Senator Mike Braun met with farmers to discuss the Growing Climate Solutions Act today.
The Indiana Republican is co-sponsor of the legislation that passed the senate by a 92-8 vote on Thursday.
“Indiana farmers and farmers across the nation can take their good stewardship and parlay that into existing (carbon) credits that most small farmers can’t take advantage of,” he says. “Larger landowners have the resources to capture those credits currently.
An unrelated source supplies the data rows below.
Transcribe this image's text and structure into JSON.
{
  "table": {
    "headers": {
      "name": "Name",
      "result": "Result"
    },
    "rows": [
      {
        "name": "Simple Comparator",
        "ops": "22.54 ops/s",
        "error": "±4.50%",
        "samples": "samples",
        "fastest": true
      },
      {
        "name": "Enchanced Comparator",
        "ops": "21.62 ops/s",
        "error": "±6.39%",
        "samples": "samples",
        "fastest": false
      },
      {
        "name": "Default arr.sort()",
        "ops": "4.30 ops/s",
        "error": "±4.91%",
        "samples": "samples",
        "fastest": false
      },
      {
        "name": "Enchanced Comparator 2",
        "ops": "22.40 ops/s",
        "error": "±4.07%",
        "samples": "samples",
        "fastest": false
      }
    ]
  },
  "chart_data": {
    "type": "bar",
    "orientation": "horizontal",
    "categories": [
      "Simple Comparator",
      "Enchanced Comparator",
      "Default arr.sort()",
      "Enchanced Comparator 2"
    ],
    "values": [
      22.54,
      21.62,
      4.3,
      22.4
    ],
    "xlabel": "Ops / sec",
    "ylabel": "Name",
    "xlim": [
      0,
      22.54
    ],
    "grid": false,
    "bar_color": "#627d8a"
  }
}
This legislation uses the familiar portal of our Farm Service Agency where you can get your ground certified and have folks come in and verify what your current carbon footprint is. The legislation is available for tree farmers and row crops, establishes an advisory council, and is a good start for the agriculture industry.”
Braun spoke with his agriculture advisory council at Fischer Inc. in Shelbyville.
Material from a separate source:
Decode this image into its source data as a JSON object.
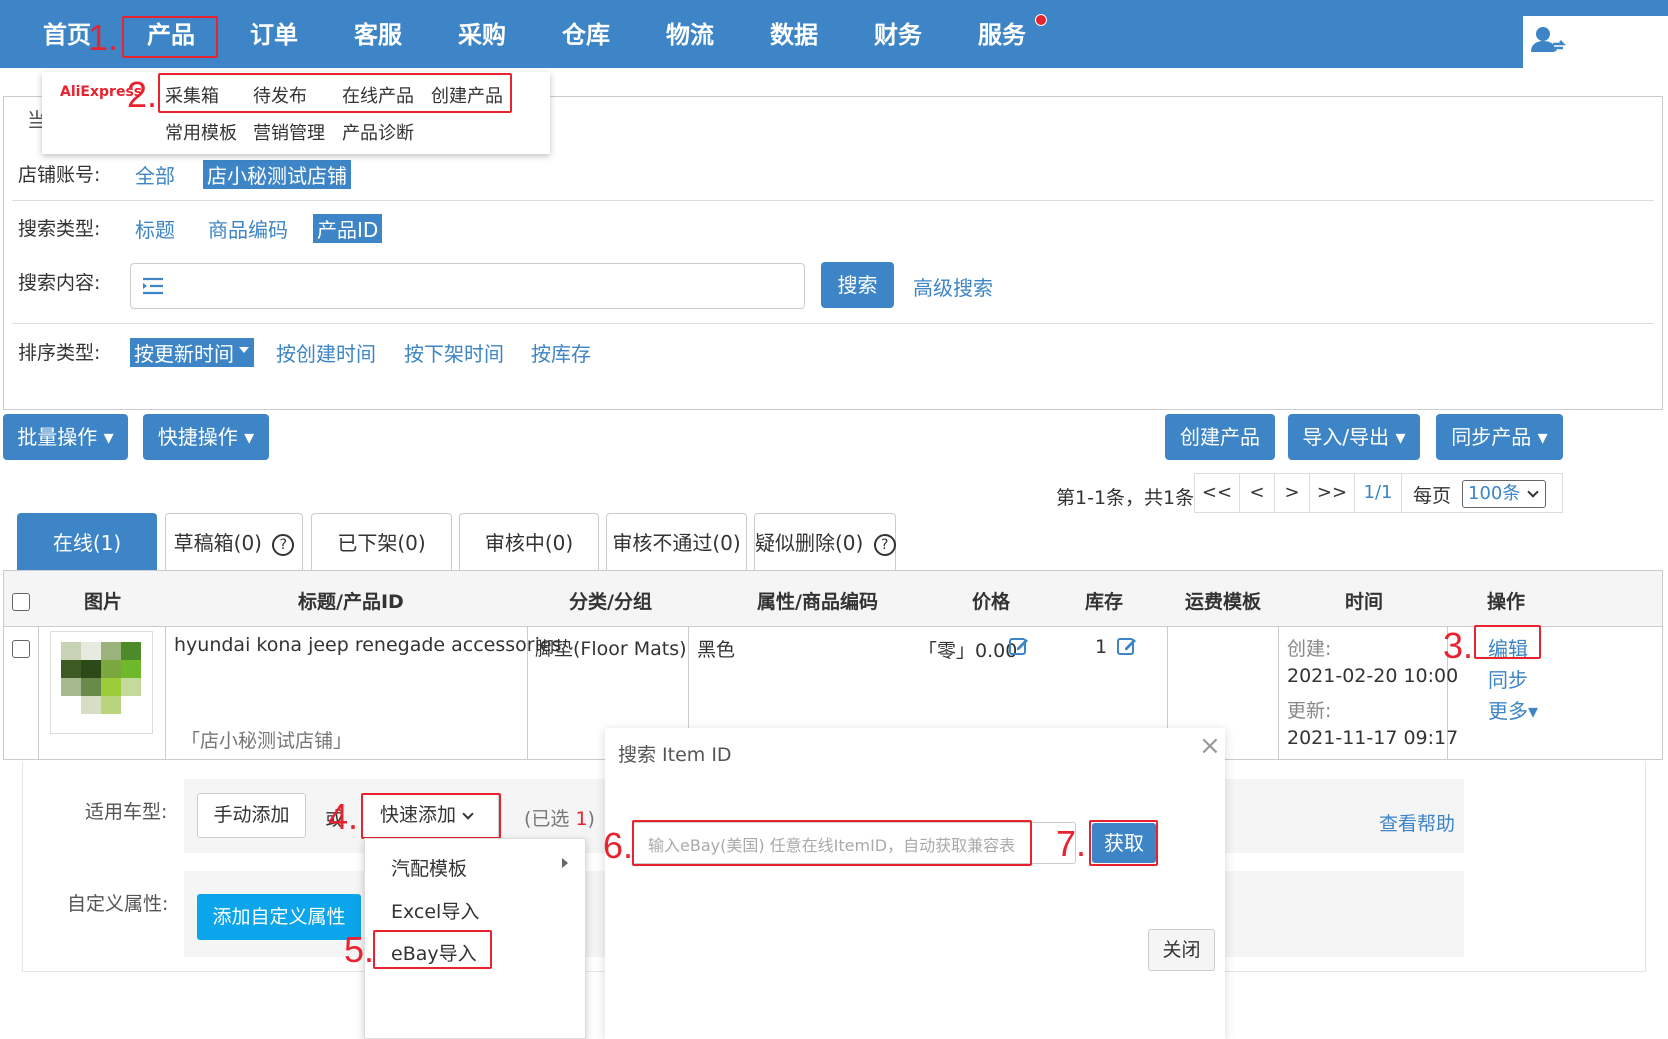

“There’s nothing better than having an array of farmers and businesses related to agriculture to stay on top of what I do know a little bit about, but to have this group to learn more about what’s important across the spectrum,” he says. “We meet at least a couple of times a year.”
Kevin Cox, an Indiana Soybean Alliance board member, grows corn and soybeans in west central Indiana.
“Agriculture is going to be hugely impacted by this and so to be on the front side of it and to be in a position that we can help direct that conversation and how that policy is going to go is very valuable to us,” he says.
Phil Ramsey, a central Indiana farmer and American Soybean Association board member, says the legislation will provide some transparency for farmers.
“A lot of different companies are wanting to sign farmers up for different carbon programs and you’re not sure whether or not they’re beneficial, so we need something to pull that together and we definitely need to make sure these programs stay voluntary,” he says.
Northwestern Indiana farmer Kendell Culp, a board member for the American Soybean Association and Indian Soybean Alliance, says the legislation will help growers access carbon markets.
“So many of us have adopted conservation practices, but we’re not being directly compensated for those and this will really change where we can actually be compensated for those practices on our farms,” he says “We look forward to hopefully getting this bill over the finish line and putting some of those into practice.”
Cox, Ramsey, and Culp serve on the senator’s advisory council.
The Growing Climate Solutions Act will now go to the U.S. House.